LaFayette City Council tables sales tax increase

Published 11:00 am Saturday, November 13, 2021

LAFAYETTE — At their Monday meeting, the LaFayette City Council discussed a potential one-cent sales tax increase, as planned from a previous meeting when they discussed the same topic. The council ended up tabling the item until their next council meeting.

“I’ve been requested to draft an ordinance raising the sales tax in the City of LaFayette from 4 percent to 5 percent on the retail sale of most tangible personal property and entertainment,” City Attorney Joseph (Mac) Tucker said. “Billiards, gaming machines such as that. The sales tax will remain four percent on heavy equipment and on automobiles. There is also a use tax that … reflects the same rates — 5 percent for items that were purchased with no sales tax and brought in city limits and put into use.”

Tucker said the ordinance had been passed years ago, but the percentages were changed to reflect 5 percent on personal property and gaming machines. For most things, the sales total tax would increase from 9 percent to 10 percent.

Councilman Toney Thomas said that while the sales tax increase had been discussed before, the council hadn’t discussed what the extra money would be used for.

LaFayette Mayor Kenneth Vines said the money was needed for “everything,” especially infrastructure.

“I can say it won’t be used for raises or anything like that,” he said.

Thomas insisted that citizens needed to know exactly how the sales tax money would be used. Vines responded that the money shouldn’t be earmarked for one thing when the city has multiple pressing needs. Thomas responded that he didn’t use the word “earmark” and only said citizens should be told how the money would be used.

“I see that we’re going to raise the sales tax in some areas,” Councilman T Shannon Hunter said. “But in some areas, we’re already much higher than surrounding cities. I don’t feel comfortable with staying that way. So, that’s going to make it hard for me to vote yes.”

Hunter also said that, like Thomas, he thought citizens should know how the money was going to be spent.

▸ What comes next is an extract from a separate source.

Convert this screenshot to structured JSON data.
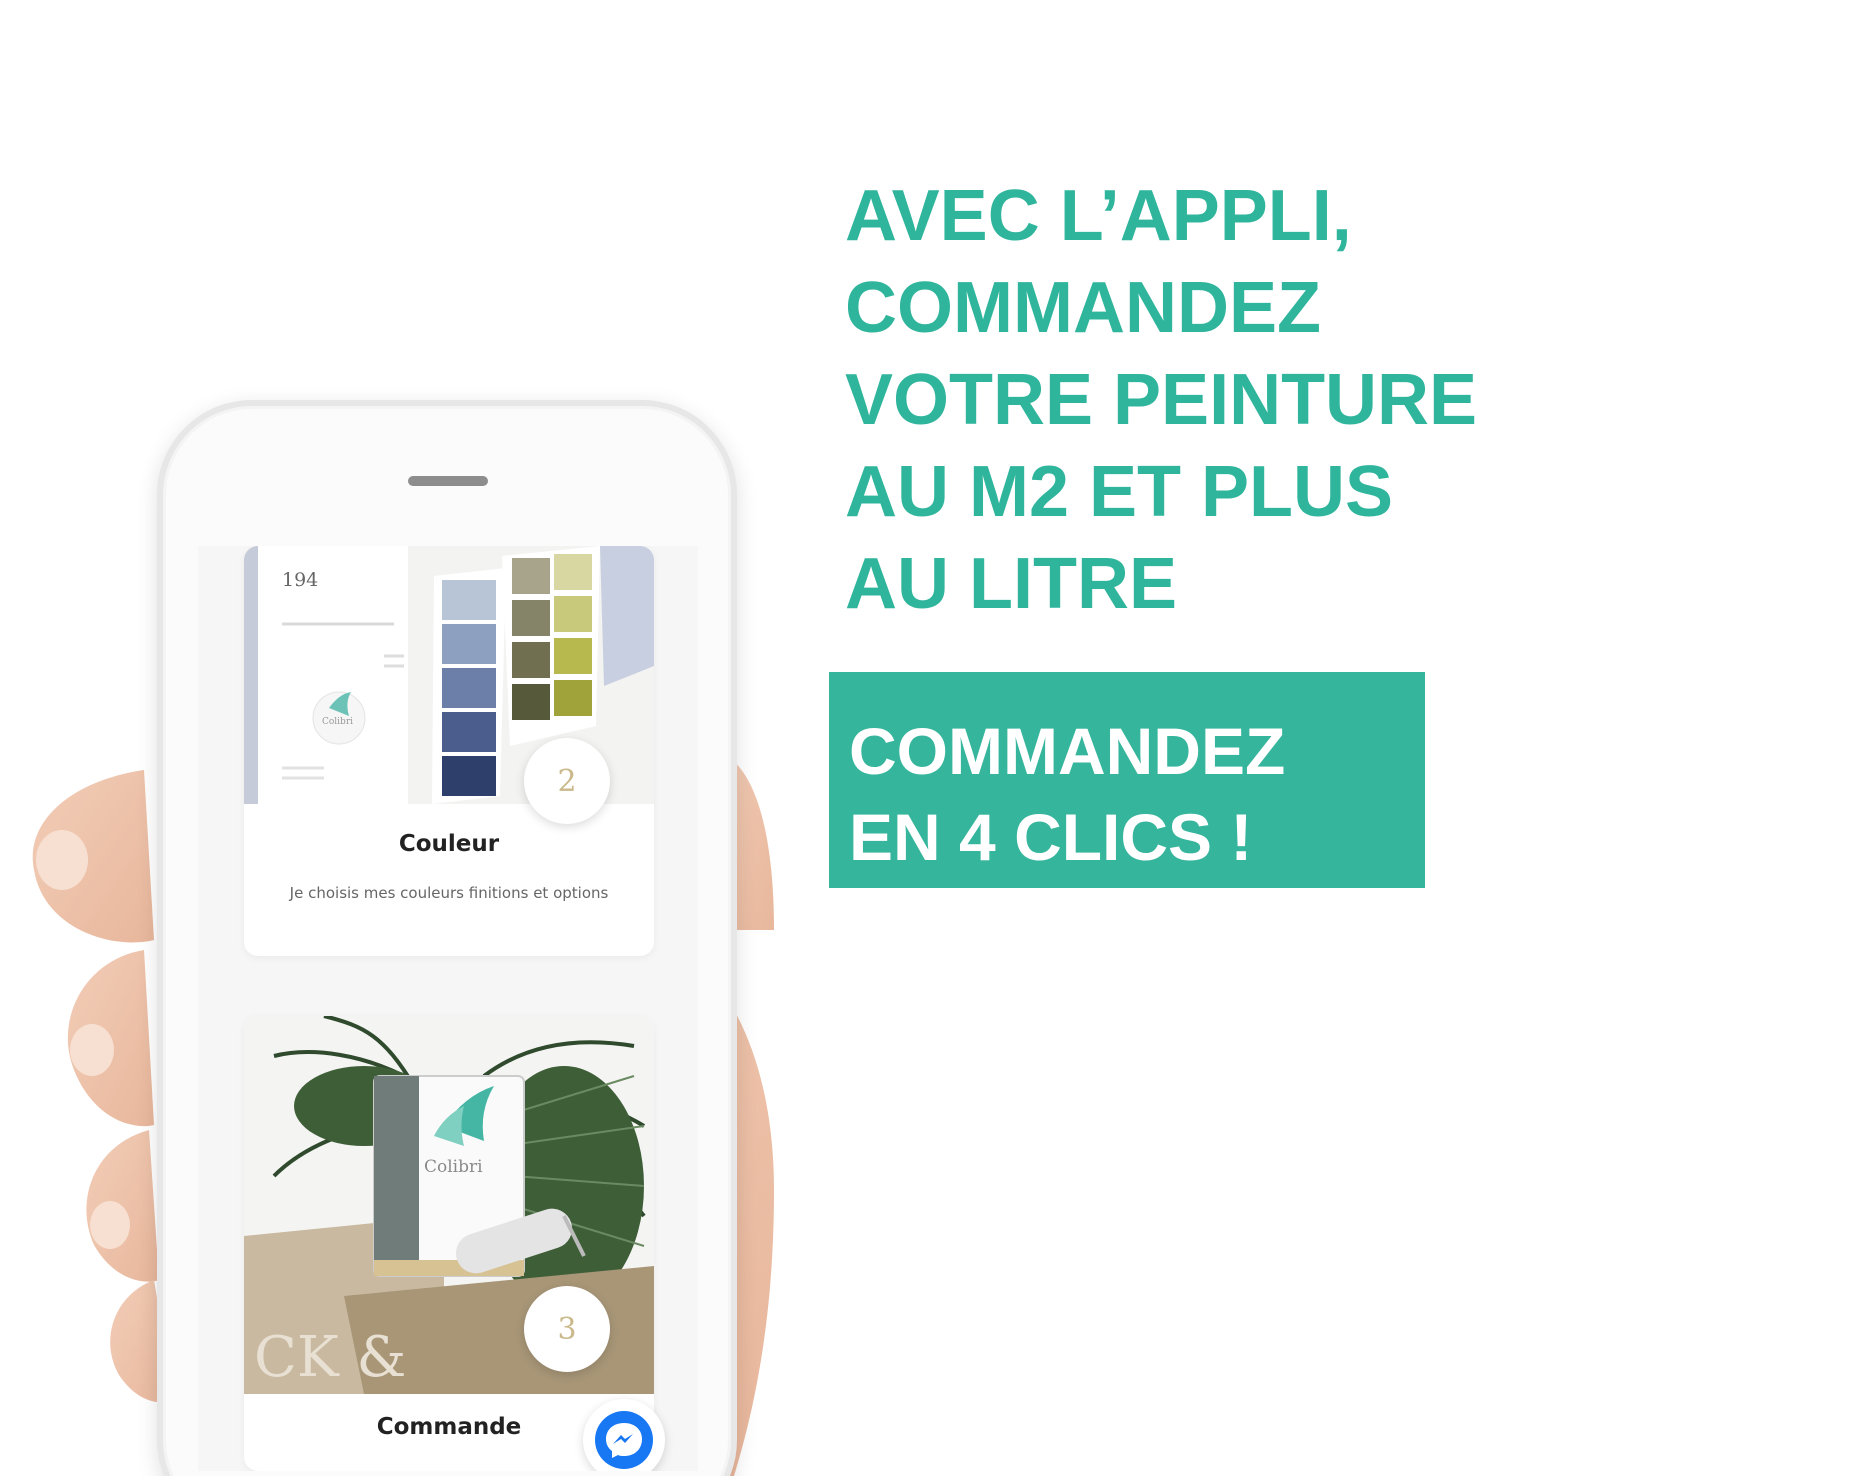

“Just remember, this is an ordinance,” Tucker said. “It requires a first reading, which would be a roll call vote, or a suspension of the rules that would require a unanimous vote for immediate passage.”

During a roll-call vote on suspending the rules, Councilman Terry Mangram voted yes, Hunter voted no, Thomas voted no, Councilman Michael Ellis voted yes, Councilwoman Tammie Williams voted yes, and Vines voted yes. Because the vote was four to two, the motion failed. City Clerk Louis Davidson explained that the vote had to be unanimous to pass.

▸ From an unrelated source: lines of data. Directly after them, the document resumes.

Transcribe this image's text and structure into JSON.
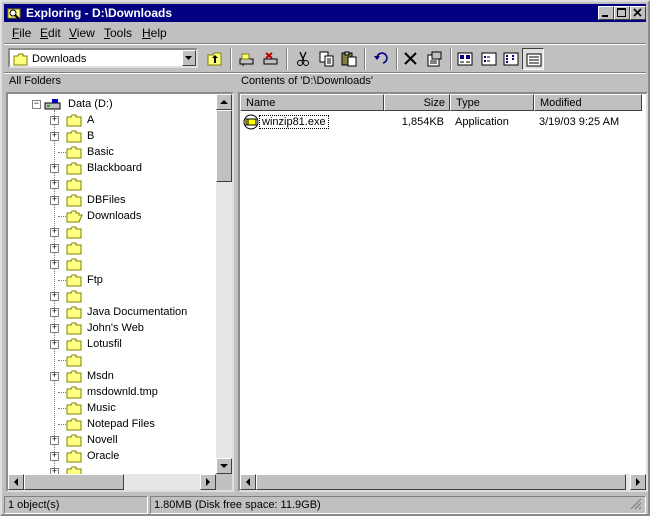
{
  "window": {
    "title": "Exploring - D:\\Downloads"
  },
  "menu": {
    "items": [
      "File",
      "Edit",
      "View",
      "Tools",
      "Help"
    ],
    "underline": [
      "F",
      "E",
      "V",
      "T",
      "H"
    ]
  },
  "toolbar": {
    "address_value": "Downloads"
  },
  "left_pane": {
    "header": "All Folders",
    "drive": "Data (D:)",
    "folders": [
      {
        "label": "A",
        "expandable": true
      },
      {
        "label": "B",
        "expandable": true
      },
      {
        "label": "Basic",
        "expandable": false
      },
      {
        "label": "Blackboard",
        "expandable": true
      },
      {
        "label": "",
        "expandable": true
      },
      {
        "label": "DBFiles",
        "expandable": true
      },
      {
        "label": "Downloads",
        "expandable": false,
        "open": true
      },
      {
        "label": "",
        "expandable": true
      },
      {
        "label": "",
        "expandable": true
      },
      {
        "label": "",
        "expandable": true
      },
      {
        "label": "Ftp",
        "expandable": false
      },
      {
        "label": "",
        "expandable": true
      },
      {
        "label": "Java Documentation",
        "expandable": true
      },
      {
        "label": "John's Web",
        "expandable": true
      },
      {
        "label": "Lotusfil",
        "expandable": true
      },
      {
        "label": "",
        "expandable": false
      },
      {
        "label": "Msdn",
        "expandable": true
      },
      {
        "label": "msdownld.tmp",
        "expandable": false
      },
      {
        "label": "Music",
        "expandable": false
      },
      {
        "label": "Notepad Files",
        "expandable": false
      },
      {
        "label": "Novell",
        "expandable": true
      },
      {
        "label": "Oracle",
        "expandable": true
      },
      {
        "label": "",
        "expandable": true
      }
    ]
  },
  "right_pane": {
    "header": "Contents of 'D:\\Downloads'",
    "columns": [
      "Name",
      "Size",
      "Type",
      "Modified"
    ],
    "files": [
      {
        "name": "winzip81.exe",
        "size": "1,854KB",
        "type": "Application",
        "modified": "3/19/03 9:25 AM"
      }
    ]
  },
  "statusbar": {
    "objects": "1 object(s)",
    "disk": "1.80MB (Disk free space: 11.9GB)"
  },
  "colors": {
    "title_bar": "#000080",
    "face": "#c0c0c0",
    "folder": "#ffff80"
  }
}
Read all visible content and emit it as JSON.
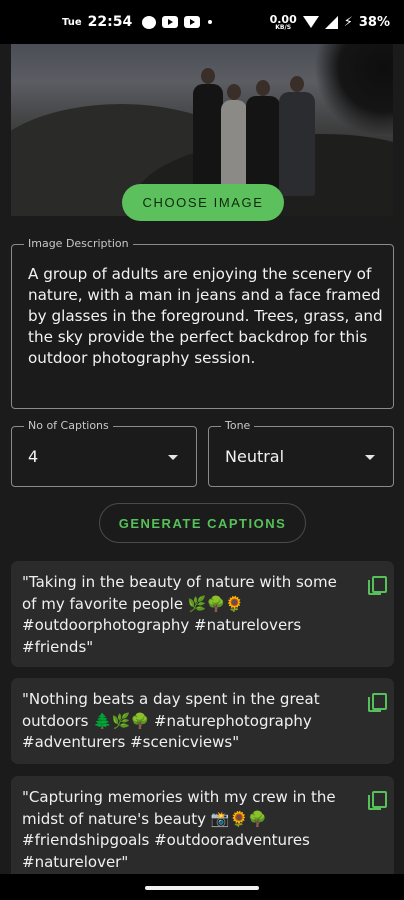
{
  "status_bar": {
    "day": "Tue",
    "time": "22:54",
    "net_speed_value": "0.00",
    "net_speed_unit": "KB/S",
    "battery": "38%"
  },
  "buttons": {
    "choose_image": "CHOOSE IMAGE",
    "generate_captions": "GENERATE CAPTIONS"
  },
  "description": {
    "label": "Image Description",
    "value": "A group of adults are enjoying the scenery of nature, with a man in jeans and a face framed by glasses in the foreground. Trees, grass, and the sky provide the perfect backdrop for this outdoor photography session."
  },
  "captions_count": {
    "label": "No of Captions",
    "value": "4"
  },
  "tone": {
    "label": "Tone",
    "value": "Neutral"
  },
  "captions": [
    {
      "text": "\"Taking in the beauty of nature with some of my favorite people 🌿🌳🌻 #outdoorphotography #naturelovers #friends\""
    },
    {
      "text": "\"Nothing beats a day spent in the great outdoors 🌲🌿🌳 #naturephotography #adventurers #scenicviews\""
    },
    {
      "text": "\"Capturing memories with my crew in the midst of nature's beauty 📸🌻🌳 #friendshipgoals #outdooradventures #naturelover\""
    }
  ],
  "colors": {
    "background": "#1b1b1b",
    "accent_green": "#5cc15c",
    "card": "#2b2b2b"
  },
  "icons": {
    "copy": "copy-icon",
    "dropdown": "caret-down-icon"
  }
}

“That doesn’t mean that this body cannot consider the first reading of this ordinance, just because the motion to suspend the rules failed,” Tucker said.

In other business at the meeting, the council discussed the possibility of increasing fees for cemetery plots.

Tucker said the city’s cemetery fees were set by an ordinance years ago.

“As far as setting the fee, I don’t think it’s a very difficult change, as far as drafting the ordinance change,” he said.

A grave space is $50, while maintenance is $75, according to City Clerk Louis Davidson.

George Green, superintendent of Street, Sanitation, and Cemetery, said the city is working to expand a section of the Handy cemetery. He estimated that the new section would have around 2000 or 2,100 grave spaces.

Vines said the average church in the area charges $500 for a grave, and some charge $750. Thomas said he thought $500 was too high and suggested $250 to $300.

The council decided to discuss cemetery plots again at a committee meeting on Monday at 5 p.m.

Police Chief George Rampey introduced new Code Enforcement Officer Jamison Hammond, who has been working with the local 911 center to get addresses correct. Rampey said Hammond was the former police chief of Rockford, Alabama and also obtained experience in code enforcement there.